What you have to do » Word for word, please copy the line containing "Enumerate this screenshot's" and all lines after it in the entries below, and only those, leaving every picture out.

Items from an interface collection
[Start of Attachment]

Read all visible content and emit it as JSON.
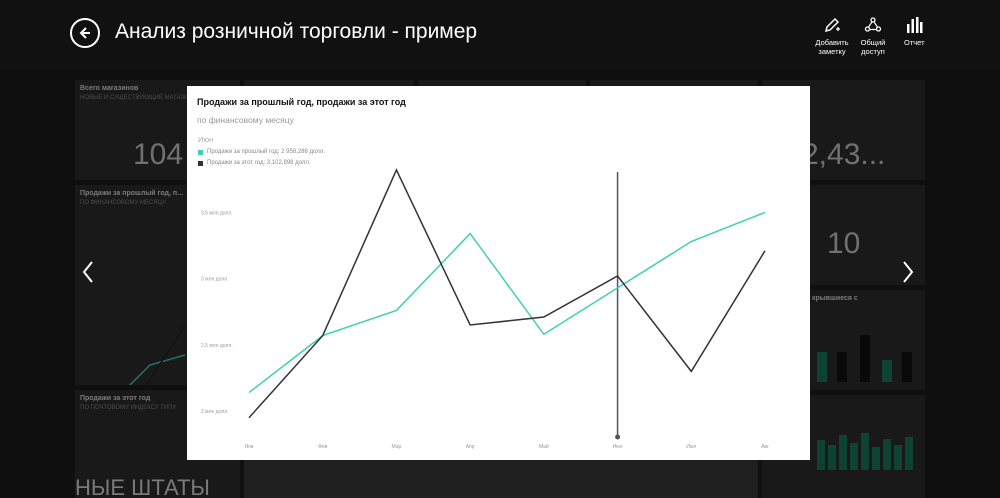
{
  "header": {
    "title": "Анализ розничной торговли - пример",
    "actions": [
      {
        "icon": "pen-note-icon",
        "label": "Добавить заметку"
      },
      {
        "icon": "share-icon",
        "label": "Общий доступ"
      },
      {
        "icon": "bar-chart-icon",
        "label": "Отчет"
      }
    ]
  },
  "backdrop": {
    "tile_total_stores_title": "Всего магазинов",
    "tile_total_stores_sub": "НОВЫЕ И СУЩЕСТВУЮЩИЕ МАГАЗИНЫ",
    "tile_total_stores_value": "104",
    "tile_right_value": "2,43...",
    "tile_right_value2": "10",
    "tile_sales_title": "Продажи за прошлый год, п...",
    "tile_sales_sub": "ПО ФИНАНСОВОМУ МЕСЯЦУ",
    "tile_sales2_title": "Продажи за этот год",
    "tile_sales2_sub": "ПО ПОЧТОВОМУ ИНДЕКСУ ТИПУ",
    "tile_map_text": "НЫЕ ШТАТЫ",
    "tile_right_title": "крывшиеся с"
  },
  "modal": {
    "title": "Продажи за прошлый год, продажи за этот год",
    "subtitle": "по финансовому месяцу",
    "legend_title": "Июн",
    "legend_prev": "Продажи за прошлый год: 2 958,286 долл.",
    "legend_curr": "Продажи за этот год: 3,102,898 долл."
  },
  "colors": {
    "last_year": "#3fd1b2",
    "this_year": "#333333",
    "background": "#111111",
    "modal_bg": "#ffffff"
  },
  "chart_data": {
    "type": "line",
    "title": "Продажи за прошлый год, продажи за этот год",
    "subtitle": "по финансовому месяцу",
    "categories": [
      "Янв",
      "Фев",
      "Мар",
      "Апр",
      "Май",
      "Июн",
      "Июл",
      "Авг"
    ],
    "ytick_labels": [
      "2 млн долл.",
      "2,5 млн долл.",
      "3 млн долл.",
      "3,5 млн долл."
    ],
    "ytick_values": [
      2.0,
      2.5,
      3.0,
      3.5
    ],
    "ylim": [
      1.85,
      3.85
    ],
    "highlight_category": "Июн",
    "series": [
      {
        "name": "Продажи за прошлый год",
        "color": "#3fd1b2",
        "values": [
          2.14,
          2.57,
          2.76,
          3.34,
          2.58,
          2.93,
          3.28,
          3.5
        ]
      },
      {
        "name": "Продажи за этот год",
        "color": "#333333",
        "values": [
          1.95,
          2.57,
          3.82,
          2.65,
          2.71,
          3.02,
          2.3,
          3.21
        ]
      }
    ],
    "grid": false,
    "legend": "top-left"
  }
}
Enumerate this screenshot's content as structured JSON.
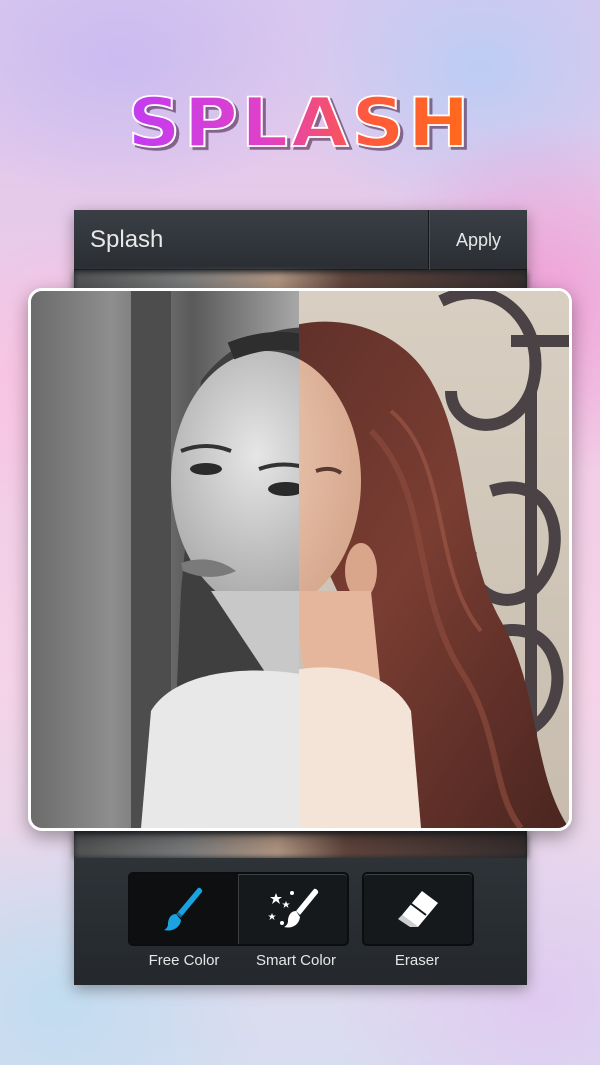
{
  "banner": {
    "title": "SPLASH"
  },
  "header": {
    "title": "Splash",
    "apply_label": "Apply"
  },
  "photo": {
    "description_icon": "portrait-photo"
  },
  "tools": [
    {
      "label": "Free Color",
      "icon": "brush-icon",
      "active": true
    },
    {
      "label": "Smart Color",
      "icon": "magic-wand-icon",
      "active": false
    },
    {
      "label": "Eraser",
      "icon": "eraser-icon",
      "active": false
    }
  ],
  "colors": {
    "brush_accent": "#1aa3e0",
    "panel_dark": "#24282c",
    "title_gradient_start": "#c23cf2",
    "title_gradient_end": "#ff6a1a"
  }
}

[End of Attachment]

Answer box »
Enumerate this screenshot's content as structured JSON.
{
  "banner": {
    "title": "SPLASH"
  },
  "header": {
    "title": "Splash",
    "apply_label": "Apply"
  },
  "photo": {
    "description_icon": "portrait-photo"
  },
  "tools": [
    {
      "label": "Free Color",
      "icon": "brush-icon",
      "active": true
    },
    {
      "label": "Smart Color",
      "icon": "magic-wand-icon",
      "active": false
    },
    {
      "label": "Eraser",
      "icon": "eraser-icon",
      "active": false
    }
  ],
  "colors": {
    "brush_accent": "#1aa3e0",
    "panel_dark": "#24282c",
    "title_gradient_start": "#c23cf2",
    "title_gradient_end": "#ff6a1a"
  }
}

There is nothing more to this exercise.